The average Lagos commuter spends over three hours in traffic each day, writes the City Fix. Installed on a wide 22-kilometer (13.6-mile) north-south highway that connects to the central business district, Lagos BRT is modeled on South American systems like those in Curitiba, Bogotá, and Santiago. Though it doesn’t incorporate all elements of full-scale BRT, bus riders pay before boarding and wait for buses in newly-constructed shelters. A physically separated bus lane was implemented along 65 percent of the route.

From the City Fix:

This BRT service has had a significant impact on transport in Lagos, and already has daily ridership of 200,000 people. Despite accounting for 25% of commuters, the BRT system contributes only 4% of all traffic. Further, the system was constructed at the relatively low cost of USD $1.7 million per kilometer. In comparison, Bogotá’s TransMilenio cost about USD $6 million per kilometer.

Lagos is building on its BRT system with investments in a range of other sustainable transport options. In a speech at last month’s Mail & Guardian conference on urban migration and renewal, Lagos Governor Babatunde Raji Fashola outlined six areas of infrastructural investment in mass transit. These included a light rail project called “Eko Rail,” a suspended cable car system, and improvements to the existing ferry system.

The light rail system is planned to encompass seven routes and will be integrated with the BRT corridor, hugely expanding the city’s transit capacity.
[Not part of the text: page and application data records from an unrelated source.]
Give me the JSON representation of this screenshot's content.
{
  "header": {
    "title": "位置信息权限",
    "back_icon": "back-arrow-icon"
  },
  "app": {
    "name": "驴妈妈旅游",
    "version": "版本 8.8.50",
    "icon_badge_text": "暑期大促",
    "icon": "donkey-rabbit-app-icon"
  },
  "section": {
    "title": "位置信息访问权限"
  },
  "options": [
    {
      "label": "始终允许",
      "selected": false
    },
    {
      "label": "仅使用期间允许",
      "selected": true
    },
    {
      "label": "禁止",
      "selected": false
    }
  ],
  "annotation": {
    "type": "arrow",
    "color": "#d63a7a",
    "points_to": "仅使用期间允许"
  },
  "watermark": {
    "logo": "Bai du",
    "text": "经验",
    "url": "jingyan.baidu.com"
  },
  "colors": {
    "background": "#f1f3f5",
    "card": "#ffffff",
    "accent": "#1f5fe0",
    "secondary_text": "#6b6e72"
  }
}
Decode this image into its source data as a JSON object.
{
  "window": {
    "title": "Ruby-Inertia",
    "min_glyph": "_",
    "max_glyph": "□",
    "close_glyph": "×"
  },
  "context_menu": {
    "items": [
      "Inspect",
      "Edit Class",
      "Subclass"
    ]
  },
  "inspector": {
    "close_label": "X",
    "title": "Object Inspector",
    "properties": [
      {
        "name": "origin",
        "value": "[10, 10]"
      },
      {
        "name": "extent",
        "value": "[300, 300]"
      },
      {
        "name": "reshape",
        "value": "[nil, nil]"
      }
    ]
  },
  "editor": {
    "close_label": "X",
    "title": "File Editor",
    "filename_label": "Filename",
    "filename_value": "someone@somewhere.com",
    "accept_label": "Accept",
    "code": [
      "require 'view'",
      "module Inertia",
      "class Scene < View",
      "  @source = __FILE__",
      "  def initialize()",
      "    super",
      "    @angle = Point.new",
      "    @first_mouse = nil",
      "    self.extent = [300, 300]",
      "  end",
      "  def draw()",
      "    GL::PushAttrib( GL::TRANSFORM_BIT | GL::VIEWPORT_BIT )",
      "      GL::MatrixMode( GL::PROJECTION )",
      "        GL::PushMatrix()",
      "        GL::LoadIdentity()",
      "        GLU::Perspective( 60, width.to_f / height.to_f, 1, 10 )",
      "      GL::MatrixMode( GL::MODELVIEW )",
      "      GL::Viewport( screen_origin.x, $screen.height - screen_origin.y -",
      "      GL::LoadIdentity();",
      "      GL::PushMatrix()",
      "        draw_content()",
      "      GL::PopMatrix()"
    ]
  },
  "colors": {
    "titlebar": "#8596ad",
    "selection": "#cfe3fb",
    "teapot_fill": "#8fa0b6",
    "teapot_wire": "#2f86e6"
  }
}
The City Fix suggests Lagos focus on transit-oriented development and congestion pricing to go along with the new transit lines.

Elsewhere on the Network today: Transportation for America is bracing for another last-minute budget scramble from Washington, and A/N Blog highlights the latest TIGER grant recipients.